== Extracted data ==

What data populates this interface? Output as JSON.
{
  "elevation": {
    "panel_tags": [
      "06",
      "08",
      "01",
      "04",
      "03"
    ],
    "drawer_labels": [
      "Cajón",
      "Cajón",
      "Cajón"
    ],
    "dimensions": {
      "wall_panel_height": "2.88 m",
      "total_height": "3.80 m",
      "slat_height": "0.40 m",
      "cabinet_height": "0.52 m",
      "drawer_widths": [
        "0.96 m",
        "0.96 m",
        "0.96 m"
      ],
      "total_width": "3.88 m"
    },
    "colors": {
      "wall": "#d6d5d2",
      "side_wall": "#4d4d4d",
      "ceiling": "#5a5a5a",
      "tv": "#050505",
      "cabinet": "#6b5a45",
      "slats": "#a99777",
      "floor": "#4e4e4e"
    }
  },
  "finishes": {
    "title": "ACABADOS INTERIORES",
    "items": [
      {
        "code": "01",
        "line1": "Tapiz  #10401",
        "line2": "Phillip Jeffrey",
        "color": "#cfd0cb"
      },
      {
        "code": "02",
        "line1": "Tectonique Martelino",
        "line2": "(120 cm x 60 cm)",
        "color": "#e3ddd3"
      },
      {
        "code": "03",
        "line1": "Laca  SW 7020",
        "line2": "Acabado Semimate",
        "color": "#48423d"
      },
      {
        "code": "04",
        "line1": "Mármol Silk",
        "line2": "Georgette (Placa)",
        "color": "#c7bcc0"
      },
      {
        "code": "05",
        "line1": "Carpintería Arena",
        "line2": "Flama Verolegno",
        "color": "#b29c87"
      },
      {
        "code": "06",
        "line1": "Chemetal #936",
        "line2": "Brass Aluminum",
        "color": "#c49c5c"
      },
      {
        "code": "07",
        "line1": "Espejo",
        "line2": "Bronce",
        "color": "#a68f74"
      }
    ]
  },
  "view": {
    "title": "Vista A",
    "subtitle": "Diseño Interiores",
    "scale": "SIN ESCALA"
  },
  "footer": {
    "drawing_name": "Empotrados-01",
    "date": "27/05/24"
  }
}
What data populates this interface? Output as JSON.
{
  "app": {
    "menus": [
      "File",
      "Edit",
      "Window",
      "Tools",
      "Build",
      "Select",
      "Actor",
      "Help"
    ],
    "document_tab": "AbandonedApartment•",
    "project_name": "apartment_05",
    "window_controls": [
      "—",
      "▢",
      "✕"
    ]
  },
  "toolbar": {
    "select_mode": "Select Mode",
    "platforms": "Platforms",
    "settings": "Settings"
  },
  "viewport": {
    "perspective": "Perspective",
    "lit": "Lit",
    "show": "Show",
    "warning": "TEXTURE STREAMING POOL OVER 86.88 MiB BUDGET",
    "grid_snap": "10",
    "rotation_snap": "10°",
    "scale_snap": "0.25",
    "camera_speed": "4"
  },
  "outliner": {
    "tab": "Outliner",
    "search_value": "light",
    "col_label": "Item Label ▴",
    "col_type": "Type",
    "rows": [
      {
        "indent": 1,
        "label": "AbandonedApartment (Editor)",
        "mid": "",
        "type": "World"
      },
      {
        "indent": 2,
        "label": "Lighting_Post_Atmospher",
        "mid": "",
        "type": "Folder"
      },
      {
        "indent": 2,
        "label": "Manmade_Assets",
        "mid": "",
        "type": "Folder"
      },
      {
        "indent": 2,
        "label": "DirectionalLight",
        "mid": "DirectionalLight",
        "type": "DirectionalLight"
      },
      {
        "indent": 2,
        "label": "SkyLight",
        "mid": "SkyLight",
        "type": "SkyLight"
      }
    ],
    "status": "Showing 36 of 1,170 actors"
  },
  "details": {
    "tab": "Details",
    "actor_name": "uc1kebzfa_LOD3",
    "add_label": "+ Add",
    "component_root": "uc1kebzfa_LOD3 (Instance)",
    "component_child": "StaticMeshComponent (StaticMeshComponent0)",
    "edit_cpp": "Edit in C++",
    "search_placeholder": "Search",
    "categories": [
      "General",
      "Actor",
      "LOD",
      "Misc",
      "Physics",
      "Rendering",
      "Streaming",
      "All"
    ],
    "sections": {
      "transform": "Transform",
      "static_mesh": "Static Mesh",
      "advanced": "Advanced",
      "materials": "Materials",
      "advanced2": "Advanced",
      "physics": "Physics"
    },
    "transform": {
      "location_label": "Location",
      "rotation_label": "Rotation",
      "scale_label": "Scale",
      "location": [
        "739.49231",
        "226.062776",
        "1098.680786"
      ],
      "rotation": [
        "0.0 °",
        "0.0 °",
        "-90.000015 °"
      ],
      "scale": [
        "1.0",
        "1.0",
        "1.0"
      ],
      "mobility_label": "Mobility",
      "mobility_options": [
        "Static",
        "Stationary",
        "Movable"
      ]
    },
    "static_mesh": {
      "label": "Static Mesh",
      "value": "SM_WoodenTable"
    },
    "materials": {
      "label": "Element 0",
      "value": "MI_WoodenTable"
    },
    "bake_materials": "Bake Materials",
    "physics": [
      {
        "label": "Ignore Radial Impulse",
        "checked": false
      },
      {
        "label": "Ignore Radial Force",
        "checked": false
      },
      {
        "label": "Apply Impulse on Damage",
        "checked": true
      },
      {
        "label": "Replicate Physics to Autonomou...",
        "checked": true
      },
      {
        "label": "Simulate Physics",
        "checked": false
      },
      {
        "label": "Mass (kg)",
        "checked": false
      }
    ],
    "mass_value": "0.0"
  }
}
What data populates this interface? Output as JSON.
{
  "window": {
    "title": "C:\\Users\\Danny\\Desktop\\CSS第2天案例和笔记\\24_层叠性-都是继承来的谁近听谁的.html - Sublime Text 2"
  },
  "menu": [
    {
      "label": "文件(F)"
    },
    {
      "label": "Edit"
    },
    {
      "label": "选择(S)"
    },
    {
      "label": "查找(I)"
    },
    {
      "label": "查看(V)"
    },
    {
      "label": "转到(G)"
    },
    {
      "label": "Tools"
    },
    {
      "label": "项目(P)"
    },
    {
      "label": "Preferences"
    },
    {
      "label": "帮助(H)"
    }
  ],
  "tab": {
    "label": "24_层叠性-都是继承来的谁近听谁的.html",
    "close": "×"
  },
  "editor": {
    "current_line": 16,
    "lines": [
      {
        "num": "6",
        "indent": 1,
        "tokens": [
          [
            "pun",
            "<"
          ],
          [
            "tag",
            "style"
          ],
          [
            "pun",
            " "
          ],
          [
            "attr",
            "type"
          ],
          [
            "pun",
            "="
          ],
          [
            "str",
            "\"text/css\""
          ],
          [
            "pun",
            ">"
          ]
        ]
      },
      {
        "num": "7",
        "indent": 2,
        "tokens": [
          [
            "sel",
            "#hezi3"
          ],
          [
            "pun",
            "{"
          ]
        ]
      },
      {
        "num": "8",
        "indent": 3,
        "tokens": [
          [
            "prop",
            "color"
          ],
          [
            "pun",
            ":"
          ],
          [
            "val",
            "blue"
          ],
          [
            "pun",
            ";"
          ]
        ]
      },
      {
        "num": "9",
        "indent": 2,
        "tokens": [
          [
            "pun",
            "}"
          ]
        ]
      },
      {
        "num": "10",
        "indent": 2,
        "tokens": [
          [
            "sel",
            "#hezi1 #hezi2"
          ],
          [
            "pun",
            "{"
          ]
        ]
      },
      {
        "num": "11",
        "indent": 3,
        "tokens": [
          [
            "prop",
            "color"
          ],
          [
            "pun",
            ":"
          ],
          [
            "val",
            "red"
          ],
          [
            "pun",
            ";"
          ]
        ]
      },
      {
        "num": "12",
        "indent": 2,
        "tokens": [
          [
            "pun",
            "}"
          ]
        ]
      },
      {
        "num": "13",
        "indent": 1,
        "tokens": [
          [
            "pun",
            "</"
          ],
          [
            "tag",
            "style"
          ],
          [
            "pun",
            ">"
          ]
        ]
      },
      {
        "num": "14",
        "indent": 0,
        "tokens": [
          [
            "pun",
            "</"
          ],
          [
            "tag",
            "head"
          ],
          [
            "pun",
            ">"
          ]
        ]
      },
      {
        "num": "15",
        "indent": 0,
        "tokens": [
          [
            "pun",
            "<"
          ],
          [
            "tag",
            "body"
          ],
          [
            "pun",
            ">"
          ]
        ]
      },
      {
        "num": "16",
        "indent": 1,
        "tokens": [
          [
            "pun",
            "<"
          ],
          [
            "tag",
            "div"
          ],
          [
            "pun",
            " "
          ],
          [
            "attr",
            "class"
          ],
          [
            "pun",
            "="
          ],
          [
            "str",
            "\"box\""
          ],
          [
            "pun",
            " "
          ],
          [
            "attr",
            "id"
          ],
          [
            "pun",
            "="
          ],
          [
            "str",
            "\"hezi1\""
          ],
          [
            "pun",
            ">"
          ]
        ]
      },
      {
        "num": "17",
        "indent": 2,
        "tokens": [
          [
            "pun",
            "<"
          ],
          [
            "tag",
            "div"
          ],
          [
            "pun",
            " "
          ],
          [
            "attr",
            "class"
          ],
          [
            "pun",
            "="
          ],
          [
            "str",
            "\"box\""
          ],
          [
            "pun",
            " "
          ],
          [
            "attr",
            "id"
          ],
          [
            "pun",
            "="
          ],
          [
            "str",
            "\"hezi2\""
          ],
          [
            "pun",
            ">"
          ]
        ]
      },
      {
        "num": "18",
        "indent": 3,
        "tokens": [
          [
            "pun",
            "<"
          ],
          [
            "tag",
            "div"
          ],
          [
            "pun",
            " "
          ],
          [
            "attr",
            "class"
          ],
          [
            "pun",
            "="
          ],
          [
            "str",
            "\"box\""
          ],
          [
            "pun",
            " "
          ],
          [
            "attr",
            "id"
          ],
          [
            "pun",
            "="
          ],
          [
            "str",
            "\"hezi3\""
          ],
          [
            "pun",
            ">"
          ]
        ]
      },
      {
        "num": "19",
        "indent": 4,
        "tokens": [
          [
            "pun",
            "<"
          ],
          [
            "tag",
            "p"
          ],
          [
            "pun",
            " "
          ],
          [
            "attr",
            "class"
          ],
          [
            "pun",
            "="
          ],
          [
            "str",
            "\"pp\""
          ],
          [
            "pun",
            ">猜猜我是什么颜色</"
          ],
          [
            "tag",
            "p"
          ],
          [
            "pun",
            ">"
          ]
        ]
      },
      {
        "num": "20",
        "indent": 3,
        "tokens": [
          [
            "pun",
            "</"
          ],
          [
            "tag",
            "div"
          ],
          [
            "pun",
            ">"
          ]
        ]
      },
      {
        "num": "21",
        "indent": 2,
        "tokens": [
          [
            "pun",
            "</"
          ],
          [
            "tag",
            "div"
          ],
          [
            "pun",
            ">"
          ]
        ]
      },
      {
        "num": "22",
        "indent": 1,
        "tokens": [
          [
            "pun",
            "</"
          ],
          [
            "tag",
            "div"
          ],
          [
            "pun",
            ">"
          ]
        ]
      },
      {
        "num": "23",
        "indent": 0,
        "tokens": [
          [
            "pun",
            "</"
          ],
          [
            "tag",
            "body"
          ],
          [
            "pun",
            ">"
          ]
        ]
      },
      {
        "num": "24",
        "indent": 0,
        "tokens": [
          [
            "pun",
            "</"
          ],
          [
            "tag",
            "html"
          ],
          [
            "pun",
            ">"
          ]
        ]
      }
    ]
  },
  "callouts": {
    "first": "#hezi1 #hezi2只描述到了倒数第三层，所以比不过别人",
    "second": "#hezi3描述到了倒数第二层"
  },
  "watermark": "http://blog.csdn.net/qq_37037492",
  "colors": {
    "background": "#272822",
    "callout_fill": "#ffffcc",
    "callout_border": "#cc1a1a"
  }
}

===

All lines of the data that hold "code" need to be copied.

## Written reply
        "code": "01",
        "code": "02",
        "code": "03",
        "code": "04",
        "code": "05",
        "code": "06",
        "code": "07",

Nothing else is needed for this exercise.